(Required action)
Line by line, return the listing exactly, without any of the images.

(Supplied information)
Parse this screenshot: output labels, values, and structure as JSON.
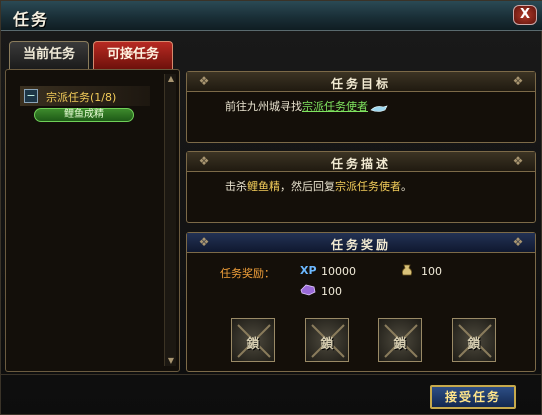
{
  "window": {
    "title": "任务",
    "close_label": "X"
  },
  "tabs": [
    {
      "label": "当前任务",
      "active": false
    },
    {
      "label": "可接任务",
      "active": true
    }
  ],
  "quest_list": {
    "group_toggle": "−",
    "group_label": "宗派任务(1/8)",
    "items": [
      {
        "label": "鲤鱼成精"
      }
    ]
  },
  "objective": {
    "title": "任务目标",
    "prefix": "前往",
    "place": "九州城",
    "mid": "寻找",
    "npc": "宗派任务使者",
    "fly_icon": "fly-shoe-icon"
  },
  "description": {
    "title": "任务描述",
    "part1": "击杀",
    "target": "鲤鱼精",
    "part2": "，然后回复",
    "npc": "宗派任务使者",
    "part3": "。"
  },
  "reward": {
    "title": "任务奖励",
    "label": "任务奖励：",
    "xp_icon": "XP",
    "xp_value": "10000",
    "bag_icon": "money-bag-icon",
    "bag_value": "100",
    "gem_icon": "crystal-icon",
    "gem_value": "100",
    "slots": [
      {
        "text": "鎖"
      },
      {
        "text": "鎖"
      },
      {
        "text": "鎖"
      },
      {
        "text": "鎖"
      }
    ]
  },
  "accept_button": {
    "label": "接受任务"
  },
  "colors": {
    "accent_gold": "#c6a94c",
    "npc_green": "#7fe35f",
    "highlight_yellow": "#f2cc5a",
    "reward_orange": "#f2a03a"
  }
}
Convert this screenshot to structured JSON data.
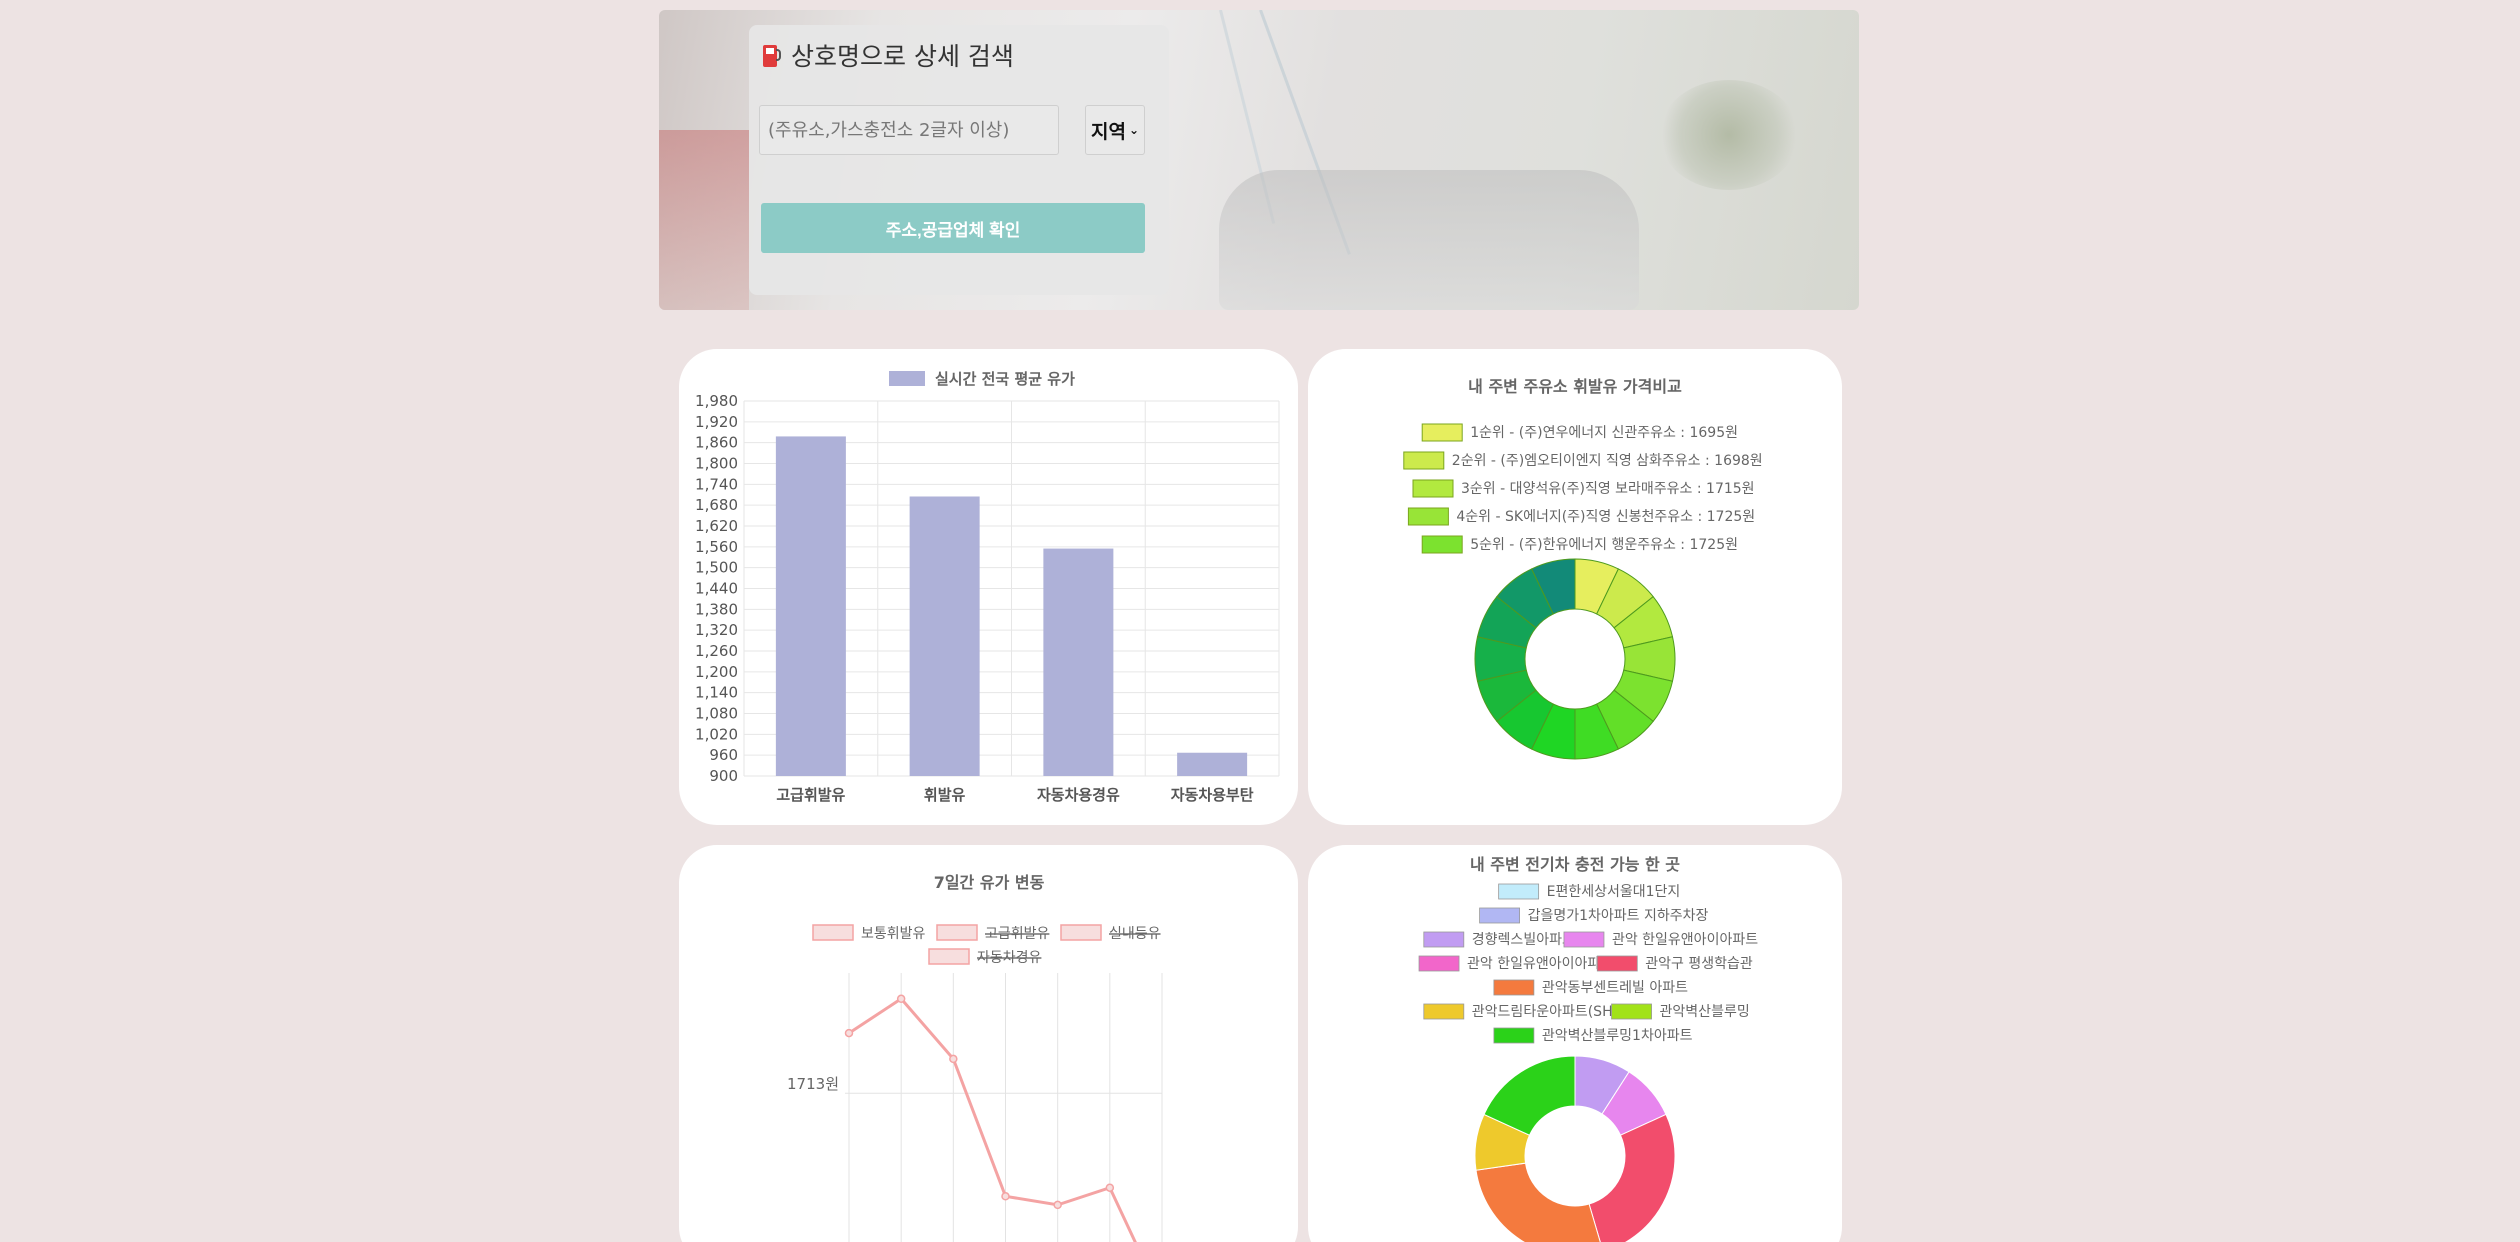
{
  "search": {
    "title": "상호명으로 상세 검색",
    "placeholder": "(주유소,가스충전소 2글자 이상)",
    "region_label": "지역",
    "confirm_label": "주소,공급업체 확인"
  },
  "chart_data": [
    {
      "type": "bar",
      "legend": [
        "실시간 전국 평균 유가"
      ],
      "categories": [
        "고급휘발유",
        "휘발유",
        "자동차용경유",
        "자동차용부탄"
      ],
      "values": [
        1878,
        1705,
        1555,
        967
      ],
      "ylim": [
        900,
        1980
      ],
      "yticks": [
        "1,980",
        "1,920",
        "1,860",
        "1,800",
        "1,740",
        "1,680",
        "1,620",
        "1,560",
        "1,500",
        "1,440",
        "1,380",
        "1,320",
        "1,260",
        "1,200",
        "1,140",
        "1,080",
        "1,020",
        "960",
        "900"
      ],
      "colors": [
        "#aeb1d8"
      ],
      "grid": true
    },
    {
      "type": "pie",
      "title": "내 주변 주유소 휘발유 가격비교",
      "legend": [
        "1순위 - (주)연우에너지 신관주유소 : 1695원",
        "2순위 - (주)엠오티이엔지 직영 삼화주유소 : 1698원",
        "3순위 - 대양석유(주)직영 보라매주유소 : 1715원",
        "4순위 - SK에너지(주)직영 신봉천주유소 : 1725원",
        "5순위 - (주)한유에너지 행운주유소 : 1725원"
      ],
      "slice_count": 14,
      "colors": [
        "#e6ee5e",
        "#ccea4c",
        "#b2e93f",
        "#98e437",
        "#7ce22f",
        "#62df28",
        "#3fdc24",
        "#1fd624",
        "#17c730",
        "#1bb83b",
        "#16b04a",
        "#13a457",
        "#129868",
        "#128a78"
      ]
    },
    {
      "type": "line",
      "title": "7일간 유가 변동",
      "legend": [
        "보통휘발유",
        "고급휘발유",
        "실내등유",
        "자동차경유"
      ],
      "legend_hidden": [
        false,
        true,
        true,
        true
      ],
      "ylabel_tick": "1713원",
      "values": [
        1720,
        1724,
        1717,
        1701,
        1700,
        1702,
        1689
      ],
      "ylim_visible": [
        1693,
        1727
      ],
      "tick_value": 1713,
      "colors": [
        "#f4a3a3"
      ]
    },
    {
      "type": "pie",
      "title": "내 주변 전기차 충전 가능 한 곳",
      "legend": [
        "E편한세상서울대1단지",
        "갑을명가1차아파트 지하주차장",
        "경향렉스빌아파트",
        "관악 한일유앤아이아파트",
        "관악 한일유앤아이아파트",
        "관악구 평생학습관",
        "관악동부센트레빌 아파트",
        "관악드림타운아파트(SH)",
        "관악벽산블루밍",
        "관악벽산블루밍1차아파트"
      ],
      "values": [
        0,
        0,
        1,
        1,
        0,
        3,
        3,
        1,
        0,
        2
      ],
      "colors": [
        "#c2ecfb",
        "#b1b7f3",
        "#c19cf2",
        "#e786ee",
        "#f266ca",
        "#f24d6c",
        "#f47a3e",
        "#eec92c",
        "#a2e219",
        "#2bd219"
      ]
    }
  ]
}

(Answer section)
Parse this screenshot: output labels, values, and structure as JSON.
{
  "window": {
    "title": "任务",
    "close_label": "X"
  },
  "tabs": [
    {
      "label": "当前任务",
      "active": false
    },
    {
      "label": "可接任务",
      "active": true
    }
  ],
  "quest_list": {
    "group_toggle": "−",
    "group_label": "宗派任务(1/8)",
    "items": [
      {
        "label": "鲤鱼成精"
      }
    ]
  },
  "objective": {
    "title": "任务目标",
    "prefix": "前往",
    "place": "九州城",
    "mid": "寻找",
    "npc": "宗派任务使者",
    "fly_icon": "fly-shoe-icon"
  },
  "description": {
    "title": "任务描述",
    "part1": "击杀",
    "target": "鲤鱼精",
    "part2": "，然后回复",
    "npc": "宗派任务使者",
    "part3": "。"
  },
  "reward": {
    "title": "任务奖励",
    "label": "任务奖励：",
    "xp_icon": "XP",
    "xp_value": "10000",
    "bag_icon": "money-bag-icon",
    "bag_value": "100",
    "gem_icon": "crystal-icon",
    "gem_value": "100",
    "slots": [
      {
        "text": "鎖"
      },
      {
        "text": "鎖"
      },
      {
        "text": "鎖"
      },
      {
        "text": "鎖"
      }
    ]
  },
  "accept_button": {
    "label": "接受任务"
  },
  "colors": {
    "accent_gold": "#c6a94c",
    "npc_green": "#7fe35f",
    "highlight_yellow": "#f2cc5a",
    "reward_orange": "#f2a03a"
  }
}
Convert this screenshot to structured JSON data.
{
  "search": {
    "title": "상호명으로 상세 검색",
    "placeholder": "(주유소,가스충전소 2글자 이상)",
    "region_label": "지역",
    "confirm_label": "주소,공급업체 확인"
  },
  "chart_data": [
    {
      "type": "bar",
      "legend": [
        "실시간 전국 평균 유가"
      ],
      "categories": [
        "고급휘발유",
        "휘발유",
        "자동차용경유",
        "자동차용부탄"
      ],
      "values": [
        1878,
        1705,
        1555,
        967
      ],
      "ylim": [
        900,
        1980
      ],
      "yticks": [
        "1,980",
        "1,920",
        "1,860",
        "1,800",
        "1,740",
        "1,680",
        "1,620",
        "1,560",
        "1,500",
        "1,440",
        "1,380",
        "1,320",
        "1,260",
        "1,200",
        "1,140",
        "1,080",
        "1,020",
        "960",
        "900"
      ],
      "colors": [
        "#aeb1d8"
      ],
      "grid": true
    },
    {
      "type": "pie",
      "title": "내 주변 주유소 휘발유 가격비교",
      "legend": [
        "1순위 - (주)연우에너지 신관주유소 : 1695원",
        "2순위 - (주)엠오티이엔지 직영 삼화주유소 : 1698원",
        "3순위 - 대양석유(주)직영 보라매주유소 : 1715원",
        "4순위 - SK에너지(주)직영 신봉천주유소 : 1725원",
        "5순위 - (주)한유에너지 행운주유소 : 1725원"
      ],
      "slice_count": 14,
      "colors": [
        "#e6ee5e",
        "#ccea4c",
        "#b2e93f",
        "#98e437",
        "#7ce22f",
        "#62df28",
        "#3fdc24",
        "#1fd624",
        "#17c730",
        "#1bb83b",
        "#16b04a",
        "#13a457",
        "#129868",
        "#128a78"
      ]
    },
    {
      "type": "line",
      "title": "7일간 유가 변동",
      "legend": [
        "보통휘발유",
        "고급휘발유",
        "실내등유",
        "자동차경유"
      ],
      "legend_hidden": [
        false,
        true,
        true,
        true
      ],
      "ylabel_tick": "1713원",
      "values": [
        1720,
        1724,
        1717,
        1701,
        1700,
        1702,
        1689
      ],
      "ylim_visible": [
        1693,
        1727
      ],
      "tick_value": 1713,
      "colors": [
        "#f4a3a3"
      ]
    },
    {
      "type": "pie",
      "title": "내 주변 전기차 충전 가능 한 곳",
      "legend": [
        "E편한세상서울대1단지",
        "갑을명가1차아파트 지하주차장",
        "경향렉스빌아파트",
        "관악 한일유앤아이아파트",
        "관악 한일유앤아이아파트",
        "관악구 평생학습관",
        "관악동부센트레빌 아파트",
        "관악드림타운아파트(SH)",
        "관악벽산블루밍",
        "관악벽산블루밍1차아파트"
      ],
      "values": [
        0,
        0,
        1,
        1,
        0,
        3,
        3,
        1,
        0,
        2
      ],
      "colors": [
        "#c2ecfb",
        "#b1b7f3",
        "#c19cf2",
        "#e786ee",
        "#f266ca",
        "#f24d6c",
        "#f47a3e",
        "#eec92c",
        "#a2e219",
        "#2bd219"
      ]
    }
  ]
}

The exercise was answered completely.